# [Task description]
Print out the entries that follow exactly, missing none.

[Items from an interface collection]
######
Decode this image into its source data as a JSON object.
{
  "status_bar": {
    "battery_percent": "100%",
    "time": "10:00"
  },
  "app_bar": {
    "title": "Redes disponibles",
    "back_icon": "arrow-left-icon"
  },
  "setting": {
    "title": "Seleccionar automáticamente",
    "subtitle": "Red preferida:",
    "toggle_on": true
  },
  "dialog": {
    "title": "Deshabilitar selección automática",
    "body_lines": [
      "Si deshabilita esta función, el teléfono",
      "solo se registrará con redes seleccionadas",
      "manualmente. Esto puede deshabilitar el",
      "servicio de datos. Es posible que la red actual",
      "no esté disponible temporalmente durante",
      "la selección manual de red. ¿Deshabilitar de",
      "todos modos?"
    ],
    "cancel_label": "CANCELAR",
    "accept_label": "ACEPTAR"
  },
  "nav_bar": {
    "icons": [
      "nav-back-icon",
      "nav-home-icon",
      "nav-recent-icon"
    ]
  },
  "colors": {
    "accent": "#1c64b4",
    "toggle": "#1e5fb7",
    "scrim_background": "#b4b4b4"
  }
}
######
# [Answer for this exercise]
Decode this image into its source data as a JSON object.
{
  "status_bar": {
    "battery_percent": "100%",
    "time": "10:00"
  },
  "app_bar": {
    "title": "Redes disponibles",
    "back_icon": "arrow-left-icon"
  },
  "setting": {
    "title": "Seleccionar automáticamente",
    "subtitle": "Red preferida:",
    "toggle_on": true
  },
  "dialog": {
    "title": "Deshabilitar selección automática",
    "body_lines": [
      "Si deshabilita esta función, el teléfono",
      "solo se registrará con redes seleccionadas",
      "manualmente. Esto puede deshabilitar el",
      "servicio de datos. Es posible que la red actual",
      "no esté disponible temporalmente durante",
      "la selección manual de red. ¿Deshabilitar de",
      "todos modos?"
    ],
    "cancel_label": "CANCELAR",
    "accept_label": "ACEPTAR"
  },
  "nav_bar": {
    "icons": [
      "nav-back-icon",
      "nav-home-icon",
      "nav-recent-icon"
    ]
  },
  "colors": {
    "accent": "#1c64b4",
    "toggle": "#1e5fb7",
    "scrim_background": "#b4b4b4"
  }
}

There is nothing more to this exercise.